“However, users should be particularly vigilant to possible phishing attacks, as if data has been accessed it could be used to make scam messages more credible.”
Who to report concerns to
- If a member of the public thinks they have been a victim of cyber crime or cyber-enabled fraud, they should contact Action Fraud. If you have been told that your personal details, such as your password, may have been accessed, you should ensure those details are not used on any other accounts.
NCSC advice on phishing emails
- Fraudsters can use data to make their phishing messages look much more credible, including using real names and statements such as: 'To show this is not a phishing email, we have included the month of your birth and the last 3 digits of your phone number'.
- These phishing messages may not relate to the organisation that has been breached, and may use more well-known brands. The NCSC has guidance on protecting yourself from phishing.
- Usually, if you are the target of a phishing message, your real name will not be used.
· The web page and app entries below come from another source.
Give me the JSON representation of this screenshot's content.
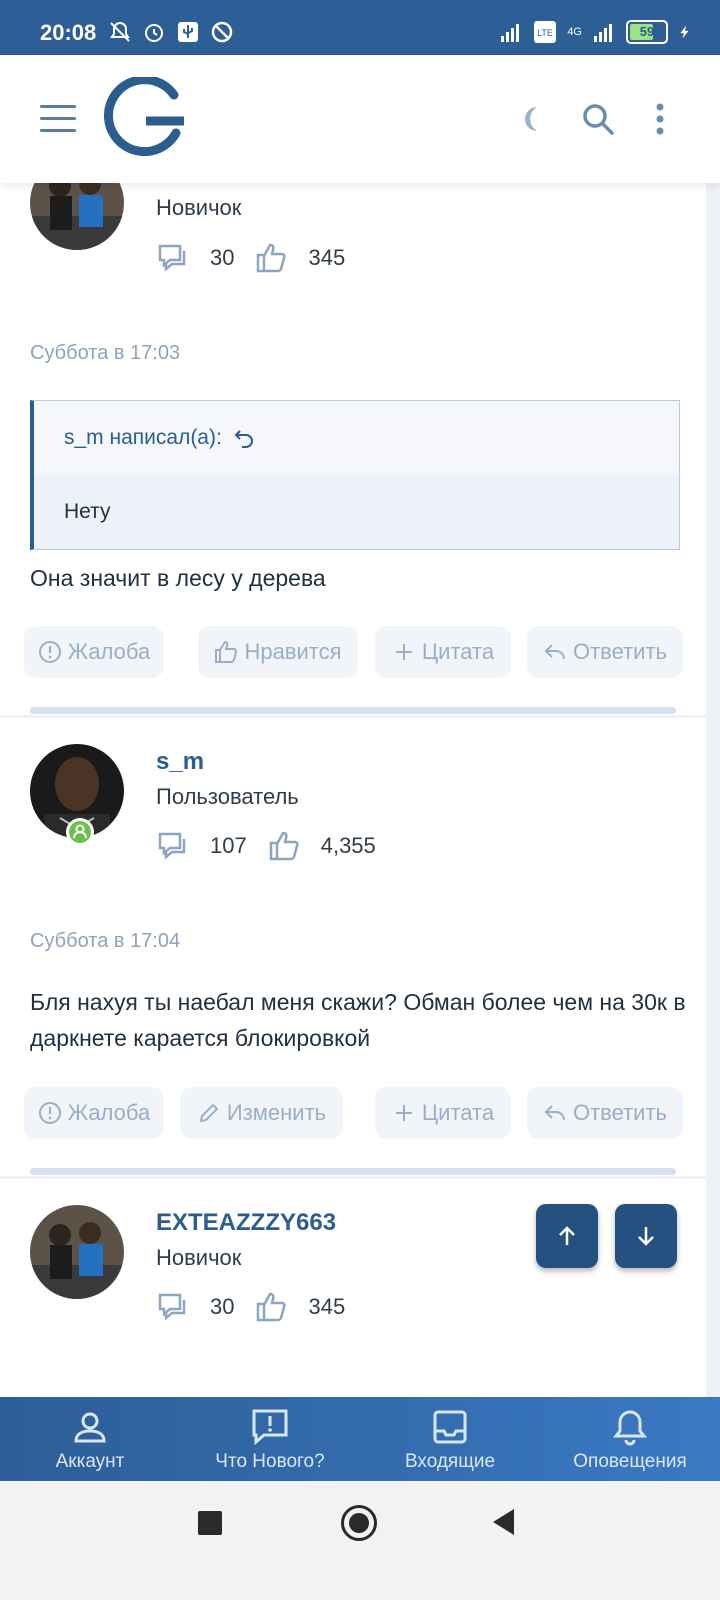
{
  "status_bar": {
    "time": "20:08",
    "battery": "59",
    "network": "4G"
  },
  "header": {
    "menu_icon": "hamburger-icon",
    "logo_icon": "logo-g",
    "theme_icon": "moon-icon",
    "search_icon": "search-icon",
    "more_icon": "more-vertical-icon"
  },
  "posts": [
    {
      "user_title": "Новичок",
      "messages": "30",
      "likes": "345",
      "date": "Суббота в 17:03",
      "quote": {
        "author_line": "s_m написал(а):",
        "text": "Нету"
      },
      "text": "Она значит в лесу у дерева",
      "actions": {
        "report": "Жалоба",
        "like": "Нравится",
        "quote": "Цитата",
        "reply": "Ответить"
      }
    },
    {
      "username": "s_m",
      "user_title": "Пользователь",
      "messages": "107",
      "likes": "4,355",
      "date": "Суббота в 17:04",
      "text": "Бля нахуя ты наебал меня скажи? Обман более чем на 30к в даркнете карается блокировкой",
      "actions": {
        "report": "Жалоба",
        "edit": "Изменить",
        "quote": "Цитата",
        "reply": "Ответить"
      }
    },
    {
      "username": "EXTEAZZZY663",
      "user_title": "Новичок",
      "messages": "30",
      "likes": "345"
    }
  ],
  "bottom_nav": [
    {
      "label": "Аккаунт",
      "icon": "user-icon"
    },
    {
      "label": "Что Нового?",
      "icon": "news-icon"
    },
    {
      "label": "Входящие",
      "icon": "inbox-icon"
    },
    {
      "label": "Оповещения",
      "icon": "bell-icon"
    }
  ],
  "colors": {
    "status_bar": "#2d5e96",
    "accent": "#2b5d8e",
    "button_bg": "#f1f4f9",
    "fab": "#24517f",
    "online": "#6cc04a"
  }
}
However, if fraudsters do have your name, people will need to be extra vigilant around any message that purports to be from an organisation they deal with - especially when there are attachments or links which take people to sites asking for more personal information.
- If members of the public think they have been a victim of online crime, they can report a cyber incident using Action Fraud’s online fraud reporting tool any time of the day or night, or call 0300 123 2040. For further information visit www.actionfraud.police.uk.
NCSC advice on phone calls
- If you do receive a phone call that is suspicious - for example, one that asks you for security information - do not divulge any information, and hang up.
- Pick up the phone and make sure there is a dial tone to ensure the caller is not still on the line.
- Contact the organisation that the caller claimed to be from – never using the details they provided during the call.
About the NCSC
- The UK Government is fully committed to defending against digital threats and set up the NCSC last year through the five-year National Cyber Security Strategy, supported through £1.9 billion transformative investment.
- The NCSC works in a transparent manner and relies on good relationships with industry and government partners. In its first year, the NCSC managed 590 significant cyber incidents across the UK and is preventing tens of millions of attacks every week through pioneering Active Cyber Defence measures.